Data records
#####

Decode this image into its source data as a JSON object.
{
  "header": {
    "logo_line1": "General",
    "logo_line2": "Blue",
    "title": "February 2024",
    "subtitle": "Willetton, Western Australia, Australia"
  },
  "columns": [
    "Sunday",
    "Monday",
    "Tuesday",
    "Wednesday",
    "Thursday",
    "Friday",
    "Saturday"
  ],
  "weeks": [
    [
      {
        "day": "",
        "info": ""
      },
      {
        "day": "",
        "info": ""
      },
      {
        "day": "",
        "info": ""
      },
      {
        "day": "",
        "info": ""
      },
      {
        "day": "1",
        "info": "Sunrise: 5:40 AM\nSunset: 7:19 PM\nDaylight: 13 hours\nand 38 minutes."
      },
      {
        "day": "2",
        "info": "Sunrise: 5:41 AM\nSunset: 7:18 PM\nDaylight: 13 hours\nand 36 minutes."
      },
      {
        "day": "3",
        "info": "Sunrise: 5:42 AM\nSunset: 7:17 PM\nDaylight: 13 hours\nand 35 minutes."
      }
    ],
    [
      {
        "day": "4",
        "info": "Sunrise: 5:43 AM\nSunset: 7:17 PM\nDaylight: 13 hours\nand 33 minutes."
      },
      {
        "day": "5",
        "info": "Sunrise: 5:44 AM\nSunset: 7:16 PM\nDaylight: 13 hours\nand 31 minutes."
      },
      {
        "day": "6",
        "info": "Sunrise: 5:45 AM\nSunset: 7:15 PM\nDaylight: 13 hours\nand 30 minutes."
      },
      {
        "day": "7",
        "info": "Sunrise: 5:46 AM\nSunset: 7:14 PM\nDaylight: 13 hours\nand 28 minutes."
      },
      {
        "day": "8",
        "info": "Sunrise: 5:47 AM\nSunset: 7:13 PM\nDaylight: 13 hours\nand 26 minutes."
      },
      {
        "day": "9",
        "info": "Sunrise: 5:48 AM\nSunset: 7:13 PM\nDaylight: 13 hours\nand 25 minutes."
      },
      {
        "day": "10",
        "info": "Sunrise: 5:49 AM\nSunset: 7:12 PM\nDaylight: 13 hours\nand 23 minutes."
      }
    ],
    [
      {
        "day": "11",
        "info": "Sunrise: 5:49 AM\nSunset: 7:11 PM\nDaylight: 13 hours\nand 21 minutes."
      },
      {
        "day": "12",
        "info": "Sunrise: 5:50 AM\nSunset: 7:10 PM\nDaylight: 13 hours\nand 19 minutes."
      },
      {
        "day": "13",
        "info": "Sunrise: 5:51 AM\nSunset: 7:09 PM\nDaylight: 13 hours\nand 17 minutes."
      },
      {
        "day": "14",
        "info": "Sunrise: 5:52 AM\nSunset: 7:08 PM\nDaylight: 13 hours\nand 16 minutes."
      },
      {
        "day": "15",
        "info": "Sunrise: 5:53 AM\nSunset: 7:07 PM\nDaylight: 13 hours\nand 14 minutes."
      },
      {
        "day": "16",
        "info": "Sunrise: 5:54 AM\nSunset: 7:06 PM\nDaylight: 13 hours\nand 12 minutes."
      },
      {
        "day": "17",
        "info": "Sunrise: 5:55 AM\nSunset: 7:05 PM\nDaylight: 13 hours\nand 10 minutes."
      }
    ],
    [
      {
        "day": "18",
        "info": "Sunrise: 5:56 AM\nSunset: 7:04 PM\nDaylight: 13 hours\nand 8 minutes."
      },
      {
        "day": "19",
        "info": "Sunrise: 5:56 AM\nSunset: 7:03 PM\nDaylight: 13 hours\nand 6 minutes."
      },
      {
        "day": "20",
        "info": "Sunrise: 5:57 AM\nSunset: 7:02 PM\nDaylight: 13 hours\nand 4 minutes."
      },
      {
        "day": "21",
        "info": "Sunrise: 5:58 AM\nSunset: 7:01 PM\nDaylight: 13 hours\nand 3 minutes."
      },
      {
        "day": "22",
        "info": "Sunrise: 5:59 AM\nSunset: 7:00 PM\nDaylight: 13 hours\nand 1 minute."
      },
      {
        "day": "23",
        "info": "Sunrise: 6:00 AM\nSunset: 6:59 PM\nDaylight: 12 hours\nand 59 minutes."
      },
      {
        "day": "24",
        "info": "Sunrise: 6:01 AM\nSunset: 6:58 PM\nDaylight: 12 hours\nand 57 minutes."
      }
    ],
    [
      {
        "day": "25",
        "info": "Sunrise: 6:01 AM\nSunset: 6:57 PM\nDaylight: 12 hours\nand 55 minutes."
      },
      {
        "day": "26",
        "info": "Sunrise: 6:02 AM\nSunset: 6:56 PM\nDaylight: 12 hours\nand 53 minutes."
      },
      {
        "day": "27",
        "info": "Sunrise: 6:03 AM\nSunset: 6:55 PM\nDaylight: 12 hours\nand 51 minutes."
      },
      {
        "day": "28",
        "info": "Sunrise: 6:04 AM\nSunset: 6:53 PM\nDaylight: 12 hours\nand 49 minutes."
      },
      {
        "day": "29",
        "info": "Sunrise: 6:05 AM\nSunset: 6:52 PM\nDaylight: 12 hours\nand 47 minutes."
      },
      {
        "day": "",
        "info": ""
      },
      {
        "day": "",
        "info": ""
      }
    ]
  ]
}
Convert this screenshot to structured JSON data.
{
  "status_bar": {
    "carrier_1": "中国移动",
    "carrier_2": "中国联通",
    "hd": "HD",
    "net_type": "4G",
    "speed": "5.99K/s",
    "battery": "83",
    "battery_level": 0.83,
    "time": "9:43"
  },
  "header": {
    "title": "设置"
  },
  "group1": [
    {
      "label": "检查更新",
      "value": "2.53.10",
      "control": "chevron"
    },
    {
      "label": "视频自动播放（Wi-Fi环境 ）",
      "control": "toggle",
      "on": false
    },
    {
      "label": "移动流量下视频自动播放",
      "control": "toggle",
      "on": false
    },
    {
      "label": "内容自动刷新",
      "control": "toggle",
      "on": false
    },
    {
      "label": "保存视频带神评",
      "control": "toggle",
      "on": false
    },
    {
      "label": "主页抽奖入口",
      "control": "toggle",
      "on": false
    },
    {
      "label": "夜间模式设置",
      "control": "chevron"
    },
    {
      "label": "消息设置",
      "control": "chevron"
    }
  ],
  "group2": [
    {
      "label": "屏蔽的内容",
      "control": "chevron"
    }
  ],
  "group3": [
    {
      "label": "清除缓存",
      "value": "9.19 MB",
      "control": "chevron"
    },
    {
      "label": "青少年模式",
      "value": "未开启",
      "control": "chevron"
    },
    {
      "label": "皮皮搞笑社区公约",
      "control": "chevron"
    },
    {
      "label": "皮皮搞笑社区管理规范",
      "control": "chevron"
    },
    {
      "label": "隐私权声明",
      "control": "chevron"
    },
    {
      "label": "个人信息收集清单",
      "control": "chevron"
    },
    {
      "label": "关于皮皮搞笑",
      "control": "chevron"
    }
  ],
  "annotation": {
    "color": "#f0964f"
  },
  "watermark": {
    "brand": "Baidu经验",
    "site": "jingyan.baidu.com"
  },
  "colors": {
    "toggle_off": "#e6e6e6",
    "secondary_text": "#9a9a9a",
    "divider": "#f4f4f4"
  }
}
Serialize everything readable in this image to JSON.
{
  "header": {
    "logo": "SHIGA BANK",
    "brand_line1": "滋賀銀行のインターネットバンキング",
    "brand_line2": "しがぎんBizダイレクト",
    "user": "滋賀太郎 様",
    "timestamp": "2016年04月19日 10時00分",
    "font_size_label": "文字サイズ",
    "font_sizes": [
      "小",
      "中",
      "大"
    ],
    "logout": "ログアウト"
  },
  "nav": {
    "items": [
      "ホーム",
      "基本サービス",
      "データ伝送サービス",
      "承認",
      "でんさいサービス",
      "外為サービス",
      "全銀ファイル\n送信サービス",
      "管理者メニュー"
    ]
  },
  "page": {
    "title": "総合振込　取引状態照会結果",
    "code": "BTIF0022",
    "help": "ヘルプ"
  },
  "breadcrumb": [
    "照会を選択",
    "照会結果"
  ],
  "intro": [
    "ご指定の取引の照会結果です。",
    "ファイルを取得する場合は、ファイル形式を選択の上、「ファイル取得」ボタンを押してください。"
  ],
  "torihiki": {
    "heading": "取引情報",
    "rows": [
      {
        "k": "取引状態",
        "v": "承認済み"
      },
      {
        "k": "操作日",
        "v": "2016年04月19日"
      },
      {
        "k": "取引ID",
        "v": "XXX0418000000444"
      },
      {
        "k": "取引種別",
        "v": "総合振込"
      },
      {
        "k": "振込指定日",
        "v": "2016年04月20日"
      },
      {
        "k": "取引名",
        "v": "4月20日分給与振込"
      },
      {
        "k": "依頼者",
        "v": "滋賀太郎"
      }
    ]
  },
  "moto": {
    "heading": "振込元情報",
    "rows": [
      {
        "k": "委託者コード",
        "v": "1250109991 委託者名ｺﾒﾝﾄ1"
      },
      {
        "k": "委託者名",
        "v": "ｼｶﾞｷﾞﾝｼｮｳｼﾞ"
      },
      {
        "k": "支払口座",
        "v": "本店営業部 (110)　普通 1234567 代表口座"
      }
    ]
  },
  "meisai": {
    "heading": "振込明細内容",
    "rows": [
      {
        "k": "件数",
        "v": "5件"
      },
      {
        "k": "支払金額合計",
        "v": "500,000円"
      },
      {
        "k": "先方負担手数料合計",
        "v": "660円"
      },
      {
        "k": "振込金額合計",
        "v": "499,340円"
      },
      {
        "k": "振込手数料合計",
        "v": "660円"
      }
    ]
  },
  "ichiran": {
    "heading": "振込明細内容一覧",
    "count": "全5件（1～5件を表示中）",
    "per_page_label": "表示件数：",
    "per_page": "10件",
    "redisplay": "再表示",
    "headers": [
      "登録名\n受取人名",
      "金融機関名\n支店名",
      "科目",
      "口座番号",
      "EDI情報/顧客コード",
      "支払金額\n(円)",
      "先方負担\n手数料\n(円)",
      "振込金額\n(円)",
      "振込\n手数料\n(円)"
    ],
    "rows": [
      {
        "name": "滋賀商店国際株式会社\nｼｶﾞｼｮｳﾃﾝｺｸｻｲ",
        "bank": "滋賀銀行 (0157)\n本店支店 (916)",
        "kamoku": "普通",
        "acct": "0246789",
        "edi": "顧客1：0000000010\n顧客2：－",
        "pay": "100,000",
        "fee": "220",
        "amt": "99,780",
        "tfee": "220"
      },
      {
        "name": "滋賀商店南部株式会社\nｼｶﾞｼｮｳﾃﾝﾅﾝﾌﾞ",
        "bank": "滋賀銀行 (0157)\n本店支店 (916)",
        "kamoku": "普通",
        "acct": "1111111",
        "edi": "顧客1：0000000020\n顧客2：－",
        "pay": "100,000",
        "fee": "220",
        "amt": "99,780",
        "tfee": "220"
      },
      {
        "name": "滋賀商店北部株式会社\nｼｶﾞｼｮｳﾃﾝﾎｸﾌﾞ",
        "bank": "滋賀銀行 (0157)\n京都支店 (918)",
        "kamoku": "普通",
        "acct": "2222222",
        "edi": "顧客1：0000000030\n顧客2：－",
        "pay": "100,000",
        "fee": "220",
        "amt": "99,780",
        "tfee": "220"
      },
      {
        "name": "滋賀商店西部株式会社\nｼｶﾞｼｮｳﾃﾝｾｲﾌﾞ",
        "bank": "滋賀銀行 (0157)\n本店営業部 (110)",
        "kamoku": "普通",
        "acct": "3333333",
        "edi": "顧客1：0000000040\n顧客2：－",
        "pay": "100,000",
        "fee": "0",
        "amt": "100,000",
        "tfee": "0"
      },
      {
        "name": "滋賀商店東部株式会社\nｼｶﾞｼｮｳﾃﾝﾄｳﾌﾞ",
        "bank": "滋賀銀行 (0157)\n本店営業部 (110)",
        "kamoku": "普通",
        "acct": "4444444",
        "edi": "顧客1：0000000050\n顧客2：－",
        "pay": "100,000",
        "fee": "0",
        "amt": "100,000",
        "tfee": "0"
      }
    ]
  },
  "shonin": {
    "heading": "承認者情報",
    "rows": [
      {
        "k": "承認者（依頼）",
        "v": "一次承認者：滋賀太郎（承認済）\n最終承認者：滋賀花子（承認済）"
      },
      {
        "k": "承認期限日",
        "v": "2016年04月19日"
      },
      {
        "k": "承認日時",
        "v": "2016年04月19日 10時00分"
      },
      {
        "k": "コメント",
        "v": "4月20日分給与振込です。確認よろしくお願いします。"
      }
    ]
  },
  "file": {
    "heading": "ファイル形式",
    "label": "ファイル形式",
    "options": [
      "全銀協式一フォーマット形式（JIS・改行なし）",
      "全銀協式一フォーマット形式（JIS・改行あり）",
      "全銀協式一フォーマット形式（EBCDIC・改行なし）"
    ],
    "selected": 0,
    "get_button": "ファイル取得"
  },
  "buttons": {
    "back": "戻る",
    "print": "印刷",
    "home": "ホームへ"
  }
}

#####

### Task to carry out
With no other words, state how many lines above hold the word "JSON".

### Reply to the task
3